_About this exercise_:
Search the material below for the string "inte" and extract each line that has it.

◇ ◇ ◇ ◇

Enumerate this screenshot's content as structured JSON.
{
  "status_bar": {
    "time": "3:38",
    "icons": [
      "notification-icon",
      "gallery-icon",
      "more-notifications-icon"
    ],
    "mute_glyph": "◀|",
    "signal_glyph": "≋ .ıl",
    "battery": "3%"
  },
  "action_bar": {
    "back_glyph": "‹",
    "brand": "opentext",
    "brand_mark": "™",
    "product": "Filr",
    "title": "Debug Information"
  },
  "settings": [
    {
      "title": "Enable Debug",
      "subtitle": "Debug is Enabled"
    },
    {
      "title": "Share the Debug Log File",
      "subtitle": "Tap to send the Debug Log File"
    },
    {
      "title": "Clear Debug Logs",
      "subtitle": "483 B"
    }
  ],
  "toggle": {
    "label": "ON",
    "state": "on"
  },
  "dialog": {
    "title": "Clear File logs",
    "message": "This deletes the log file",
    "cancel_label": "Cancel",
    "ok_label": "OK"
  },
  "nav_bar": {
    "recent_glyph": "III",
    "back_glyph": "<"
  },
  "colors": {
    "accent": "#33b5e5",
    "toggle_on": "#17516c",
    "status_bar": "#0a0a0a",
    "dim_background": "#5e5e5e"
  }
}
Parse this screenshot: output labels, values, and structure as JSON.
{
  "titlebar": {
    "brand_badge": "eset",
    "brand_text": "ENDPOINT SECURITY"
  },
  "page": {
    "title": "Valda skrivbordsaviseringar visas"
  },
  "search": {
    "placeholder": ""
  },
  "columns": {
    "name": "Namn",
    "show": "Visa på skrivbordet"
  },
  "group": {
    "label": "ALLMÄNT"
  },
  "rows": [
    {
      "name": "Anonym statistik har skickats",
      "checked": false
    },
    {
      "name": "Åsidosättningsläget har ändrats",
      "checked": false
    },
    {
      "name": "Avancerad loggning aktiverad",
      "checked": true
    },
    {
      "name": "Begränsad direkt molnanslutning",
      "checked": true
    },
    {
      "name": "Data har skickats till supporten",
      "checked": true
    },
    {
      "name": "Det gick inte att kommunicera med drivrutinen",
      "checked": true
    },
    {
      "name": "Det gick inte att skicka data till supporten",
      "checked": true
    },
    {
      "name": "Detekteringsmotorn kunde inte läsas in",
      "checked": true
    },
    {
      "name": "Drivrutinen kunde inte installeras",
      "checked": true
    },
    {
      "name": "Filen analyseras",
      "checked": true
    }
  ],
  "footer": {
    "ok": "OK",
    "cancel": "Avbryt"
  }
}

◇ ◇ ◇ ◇

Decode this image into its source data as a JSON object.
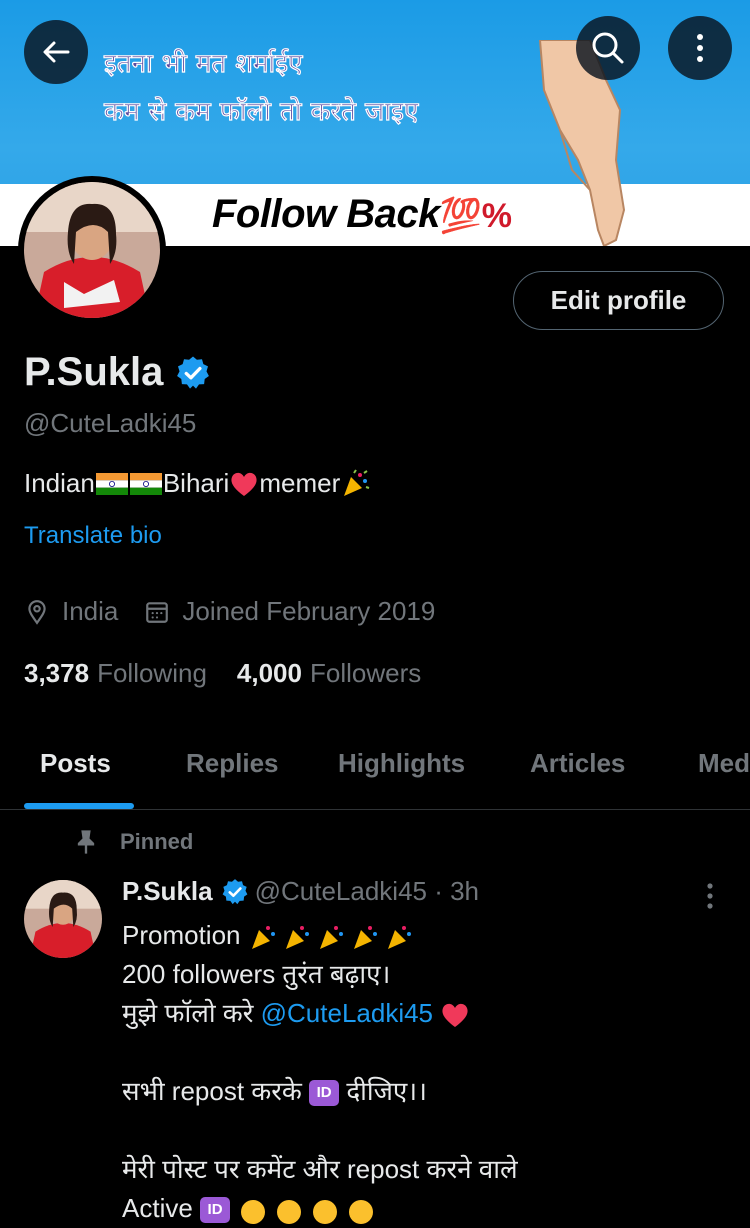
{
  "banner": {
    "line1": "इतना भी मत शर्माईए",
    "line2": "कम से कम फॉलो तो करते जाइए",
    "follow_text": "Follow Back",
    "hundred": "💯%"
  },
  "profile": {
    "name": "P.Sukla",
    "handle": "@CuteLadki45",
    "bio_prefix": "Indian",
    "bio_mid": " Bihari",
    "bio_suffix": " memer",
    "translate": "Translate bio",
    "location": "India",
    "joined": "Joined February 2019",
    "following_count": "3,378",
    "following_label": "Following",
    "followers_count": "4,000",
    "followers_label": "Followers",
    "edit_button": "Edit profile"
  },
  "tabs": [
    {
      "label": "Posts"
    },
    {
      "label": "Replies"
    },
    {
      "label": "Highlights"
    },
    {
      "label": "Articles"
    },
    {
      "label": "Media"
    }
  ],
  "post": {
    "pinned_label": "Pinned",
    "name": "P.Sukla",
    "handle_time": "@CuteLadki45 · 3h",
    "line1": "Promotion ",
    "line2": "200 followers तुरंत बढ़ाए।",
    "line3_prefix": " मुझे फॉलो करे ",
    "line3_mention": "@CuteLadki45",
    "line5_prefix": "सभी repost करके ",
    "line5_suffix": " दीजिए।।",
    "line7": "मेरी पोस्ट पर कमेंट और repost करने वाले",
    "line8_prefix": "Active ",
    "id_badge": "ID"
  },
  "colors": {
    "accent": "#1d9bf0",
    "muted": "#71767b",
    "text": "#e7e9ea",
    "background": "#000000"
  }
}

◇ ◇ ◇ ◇

_Solution for this problem_:
      "name": "Det gick inte att kommunicera med drivrutinen",
      "name": "Det gick inte att skicka data till supporten",
      "name": "Detekteringsmotorn kunde inte läsas in",
      "name": "Drivrutinen kunde inte installeras",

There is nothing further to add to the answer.